Ghahramanyan presented a financial disclosure in September 2017, which failed to mention his stake in the Czech company. Even if the Czech Trade Register only has the company’s foundation documents, Ghahramanyan still had to declare his share.
As for 2018, he still hasn’t submitted any financial disclosure, although he was appointed back in February.
Aghvan Hovsepyan's son’s company
Misak Hovsepyan, one of the sons of the President of the Armenian Investigative Committee Aghvan Hovsepyan, registered Omira LLC in Prague in 2010. Misak owns a number of companies in Armenia, and his name is oftencirculatedregarding hydro-electric plant businesses.
Omira’s activities include rent of real estate, trade and services. Misak is the only shareholder of the company and director since 2013. The company’s charter capital is 200,000 Czech Koruna.
Initially being registered at V hůrkách 2145/1, address was changed to Hakob Nikoghosyan's SIS hotel in 2013.
There is no document about Omira since 2013 in the Czech Registry, but the company hasn’t been liquidated, either. Since Misak Hovsepyan and his wife, Nora Barseghyan, reside with Aghvan Hovsepyan, they have to submit financial disclosures, too, but these disclosures never mention any data on Czech companies.

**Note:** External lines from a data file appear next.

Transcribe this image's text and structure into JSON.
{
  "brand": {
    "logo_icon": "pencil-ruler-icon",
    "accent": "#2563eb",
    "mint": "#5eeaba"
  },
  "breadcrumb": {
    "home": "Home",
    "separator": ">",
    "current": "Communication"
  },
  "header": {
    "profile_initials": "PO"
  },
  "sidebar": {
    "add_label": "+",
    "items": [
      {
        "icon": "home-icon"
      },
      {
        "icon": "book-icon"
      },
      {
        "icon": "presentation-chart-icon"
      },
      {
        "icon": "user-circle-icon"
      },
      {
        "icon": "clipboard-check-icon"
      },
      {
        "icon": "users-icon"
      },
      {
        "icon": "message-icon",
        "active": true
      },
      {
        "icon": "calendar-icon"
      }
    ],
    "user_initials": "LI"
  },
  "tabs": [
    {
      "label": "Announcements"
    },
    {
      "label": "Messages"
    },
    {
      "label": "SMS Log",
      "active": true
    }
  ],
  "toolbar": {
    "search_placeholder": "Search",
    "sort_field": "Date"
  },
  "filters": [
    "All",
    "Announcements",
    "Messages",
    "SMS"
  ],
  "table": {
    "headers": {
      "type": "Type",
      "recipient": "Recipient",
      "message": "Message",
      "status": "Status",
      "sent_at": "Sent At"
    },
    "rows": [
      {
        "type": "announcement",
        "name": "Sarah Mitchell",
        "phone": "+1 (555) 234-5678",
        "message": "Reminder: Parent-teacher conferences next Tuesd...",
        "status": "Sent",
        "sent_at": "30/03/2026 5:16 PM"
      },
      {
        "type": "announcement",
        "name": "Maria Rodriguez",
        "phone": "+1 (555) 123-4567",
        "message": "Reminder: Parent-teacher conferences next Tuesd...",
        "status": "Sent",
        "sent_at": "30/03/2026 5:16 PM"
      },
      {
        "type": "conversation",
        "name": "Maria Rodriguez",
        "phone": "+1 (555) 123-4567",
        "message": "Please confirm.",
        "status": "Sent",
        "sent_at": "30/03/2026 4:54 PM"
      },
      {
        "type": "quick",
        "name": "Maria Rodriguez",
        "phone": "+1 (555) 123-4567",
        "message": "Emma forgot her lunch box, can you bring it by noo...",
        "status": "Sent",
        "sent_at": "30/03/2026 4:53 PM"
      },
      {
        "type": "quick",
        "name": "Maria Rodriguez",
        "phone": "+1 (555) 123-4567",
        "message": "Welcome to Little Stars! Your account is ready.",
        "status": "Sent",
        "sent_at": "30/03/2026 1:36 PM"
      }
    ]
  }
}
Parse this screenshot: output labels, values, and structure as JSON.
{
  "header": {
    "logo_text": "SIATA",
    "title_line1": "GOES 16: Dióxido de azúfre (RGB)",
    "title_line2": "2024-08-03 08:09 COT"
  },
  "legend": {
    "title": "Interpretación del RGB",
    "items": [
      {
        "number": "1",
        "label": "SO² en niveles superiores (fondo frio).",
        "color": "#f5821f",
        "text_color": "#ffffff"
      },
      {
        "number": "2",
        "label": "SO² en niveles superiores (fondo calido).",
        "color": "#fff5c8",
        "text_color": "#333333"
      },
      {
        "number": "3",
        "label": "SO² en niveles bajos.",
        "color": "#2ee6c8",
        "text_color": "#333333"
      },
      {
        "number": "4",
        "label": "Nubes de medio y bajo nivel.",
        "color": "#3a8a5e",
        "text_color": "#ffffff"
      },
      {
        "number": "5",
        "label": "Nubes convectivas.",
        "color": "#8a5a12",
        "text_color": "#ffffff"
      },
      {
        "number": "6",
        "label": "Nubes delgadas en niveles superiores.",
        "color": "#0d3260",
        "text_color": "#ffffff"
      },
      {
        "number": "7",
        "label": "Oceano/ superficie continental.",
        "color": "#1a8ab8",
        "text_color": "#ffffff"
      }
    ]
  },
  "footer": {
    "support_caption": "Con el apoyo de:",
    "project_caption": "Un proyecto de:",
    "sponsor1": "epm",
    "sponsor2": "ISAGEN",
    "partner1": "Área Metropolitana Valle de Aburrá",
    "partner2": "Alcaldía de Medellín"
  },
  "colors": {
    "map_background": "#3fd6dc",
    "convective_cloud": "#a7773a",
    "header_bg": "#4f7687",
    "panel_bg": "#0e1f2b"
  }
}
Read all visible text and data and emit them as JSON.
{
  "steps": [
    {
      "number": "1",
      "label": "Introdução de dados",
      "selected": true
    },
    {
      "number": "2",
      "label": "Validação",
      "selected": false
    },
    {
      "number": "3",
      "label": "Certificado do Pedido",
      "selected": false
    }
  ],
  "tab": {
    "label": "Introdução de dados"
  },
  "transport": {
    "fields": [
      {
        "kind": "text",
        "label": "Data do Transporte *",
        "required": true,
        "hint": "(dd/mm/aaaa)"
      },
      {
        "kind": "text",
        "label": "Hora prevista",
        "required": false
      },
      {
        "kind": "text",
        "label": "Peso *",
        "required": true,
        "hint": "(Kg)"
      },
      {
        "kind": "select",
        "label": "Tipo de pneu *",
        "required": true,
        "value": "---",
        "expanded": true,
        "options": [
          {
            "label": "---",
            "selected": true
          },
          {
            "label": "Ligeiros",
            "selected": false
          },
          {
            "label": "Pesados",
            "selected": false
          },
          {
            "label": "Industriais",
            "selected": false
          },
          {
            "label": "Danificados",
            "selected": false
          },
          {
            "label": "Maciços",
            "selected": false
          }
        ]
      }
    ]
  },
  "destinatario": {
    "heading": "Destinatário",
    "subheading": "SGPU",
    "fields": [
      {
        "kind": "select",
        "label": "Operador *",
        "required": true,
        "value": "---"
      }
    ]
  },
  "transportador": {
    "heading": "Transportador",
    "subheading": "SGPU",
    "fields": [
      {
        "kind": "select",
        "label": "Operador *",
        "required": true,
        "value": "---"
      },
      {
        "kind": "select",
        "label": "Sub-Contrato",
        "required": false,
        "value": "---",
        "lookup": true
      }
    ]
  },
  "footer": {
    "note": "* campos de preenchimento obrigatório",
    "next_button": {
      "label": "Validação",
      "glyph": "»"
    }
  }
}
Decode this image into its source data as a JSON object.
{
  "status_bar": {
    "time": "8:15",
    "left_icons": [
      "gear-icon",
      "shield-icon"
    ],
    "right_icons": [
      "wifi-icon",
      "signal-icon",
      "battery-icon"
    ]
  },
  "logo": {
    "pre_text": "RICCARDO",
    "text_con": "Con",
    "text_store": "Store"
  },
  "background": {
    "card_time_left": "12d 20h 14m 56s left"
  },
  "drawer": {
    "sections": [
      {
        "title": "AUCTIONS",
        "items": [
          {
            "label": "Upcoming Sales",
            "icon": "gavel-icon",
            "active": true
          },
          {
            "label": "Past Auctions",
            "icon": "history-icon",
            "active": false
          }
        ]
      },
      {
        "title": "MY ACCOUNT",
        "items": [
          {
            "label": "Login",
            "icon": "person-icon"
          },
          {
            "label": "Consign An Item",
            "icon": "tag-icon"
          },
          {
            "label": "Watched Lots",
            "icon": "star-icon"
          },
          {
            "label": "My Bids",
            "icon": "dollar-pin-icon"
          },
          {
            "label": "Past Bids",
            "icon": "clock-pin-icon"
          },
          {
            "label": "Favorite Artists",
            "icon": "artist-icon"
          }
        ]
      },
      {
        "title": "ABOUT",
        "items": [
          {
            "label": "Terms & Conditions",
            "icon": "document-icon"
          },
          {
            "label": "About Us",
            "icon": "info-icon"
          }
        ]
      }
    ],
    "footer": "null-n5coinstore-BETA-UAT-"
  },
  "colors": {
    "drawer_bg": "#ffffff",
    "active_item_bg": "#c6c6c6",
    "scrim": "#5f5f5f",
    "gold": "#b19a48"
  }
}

Hetq thanks Pavla Holtsova, who has contributed to the preparation of this article.